War and Peace, the Door Is Open

Photo credit: Pope Francis visits South Korea, AP/Photo Lee Jin-man, Pool

By reading newspapers, magazines, blogs, online news and talking to people, the two most used words nowadays are war and peace. War in Iraq, Gaza, Libya, Ukraine; war of oil and gas; war of powers; always war, even third world war.

Pope Francis visited this week South Korea, inciting the Asian Youth to wake up, be vigilant and pray for peace, meeting with comfort women (women forced or deceived into working at front-line brothels for Japan's army during World War II, historians estimate that Japan mobilized around 200,000 comfort women across Asia, many of them from Korea, a Japanese colony at the time) and renewing dialogue on the divided Korean peninsula for more humanitarian aid for North Korea.

A recent study by the Institute for Economics and Peace showed that, in the world, and according to the Global Peace index, there are only 11 world "conflict-free" countries. This means that internal wars are always taking place, in almost every country in the world (11 out of 193 world countries is a very small percentage of success).

Pope Francis is sending a powerful message, that should be taken into consideration by the United Nations, which is celebrating an International Day of Peace on September 21st, as every year. It should invite the Pope to speak during the day, in a conflict zone, and reach out to the world's population. The benefits of war are null, the benefits of peace are collective well-being, collaboration, equality and progress, and desire to push for a greater caring, inspiration and helping out.

Another appointment with technology, digital media tools and their impact on social good initiatives around the world is the Social Good Summit on September 21-22 in New York City. Here grassroots activists, global leaders will discuss solutions for the greatest challenges of our time.
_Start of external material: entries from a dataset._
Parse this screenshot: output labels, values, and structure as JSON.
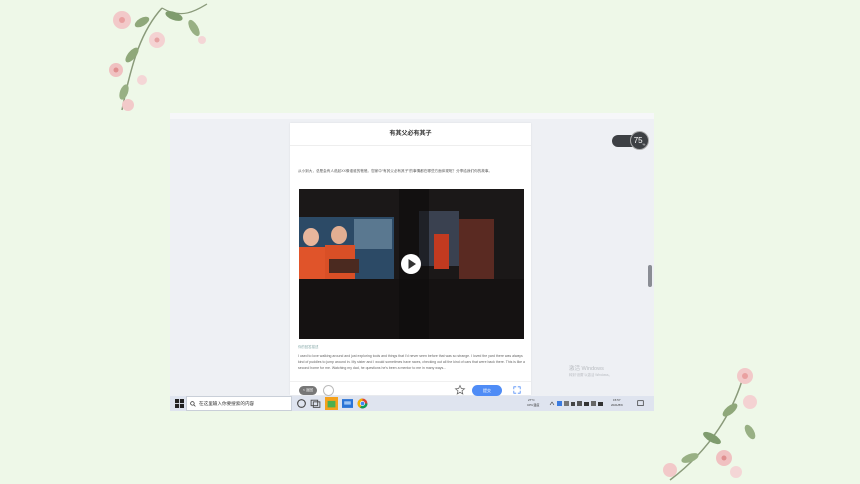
{
  "page": {
    "background": "#eef8e8"
  },
  "decor": {
    "top_left": "flower-branch-decoration",
    "bottom_right": "flower-branch-decoration"
  },
  "screen": {
    "window_title": "有其父必有其子",
    "intro_text": "从小到大，总是会有人说起XX像谁谁的爸爸。您家中“有其父必有其子”的事情都在哪些方面体现呢？分享给我们你的故事。",
    "video": {
      "play_icon": "play-icon"
    },
    "caption": "你的回答描述",
    "paragraph": "I used to love walking around and just exploring tools and things that I'd never seen before that was so strange. I loved the yard there was always kind of puddles to jump around in. My sister and I would sometimes have races, checking out all the kind of cars that were back there. This is like a second home for me. Watching my dad, he questions he's been a mentor to me in many ways...",
    "bottom_bar": {
      "back_label": "< 返回",
      "submit_label": "提交"
    },
    "speed_widget": {
      "value": "75",
      "unit": "%"
    },
    "watermark": {
      "line1": "激活 Windows",
      "line2": "转到“设置”以激活 Windows。"
    },
    "taskbar": {
      "search_placeholder": "在这里输入你要搜索的内容",
      "weather": "27°C",
      "cpu_label": "CPU温度",
      "time": "15:57",
      "date": "2021/8/9"
    }
  },
  "colors": {
    "accent": "#4f8cf6",
    "taskbar": "#dfe4ef",
    "video_orange": "#d9532a"
  }
}
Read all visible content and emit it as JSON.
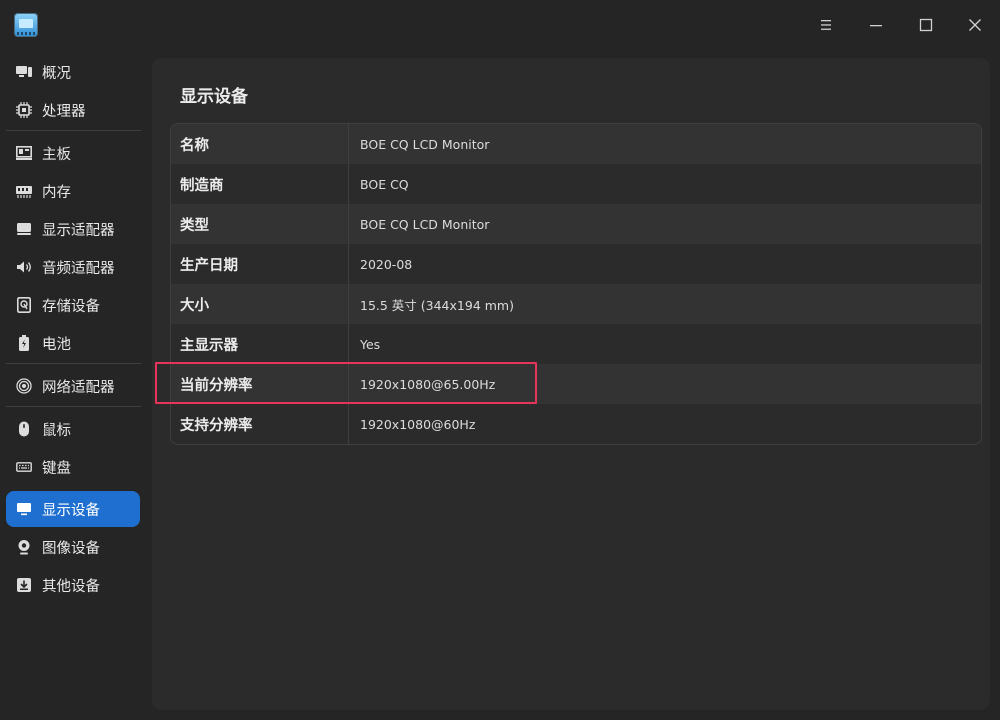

The theme of the summit will be #2030NOW, asking the question "what type of world do I want to live in by the year 2030? @socialgood @mashable #SGS2014

The Pope, not as the head of the Catholic Church but more as a messenger of peace ( who also has multiple twitter accounts, mainly @Pontifex garnering over 4 million followers) should be part of the social good summit to explain how we can reach out and do good to make the world a better place. Not only by physically taking planes to strengthen relationships (which is always the best way) but also by empowering people and inspiring them to make a difference where they are. Motivating and raising awareness of the same human origin and the same wish for happiness and shared love.

So starting this September let's make a personal and collective good intention: either by writing down on a board, a post-it or a piece of paper, or by reminding ourselves every day of it, let's think about the impact we can make, as human beings as well as active members of society who can open a door to the unknown and give a smile (and a hand) to create a shared sense of peace and sustainable well-being.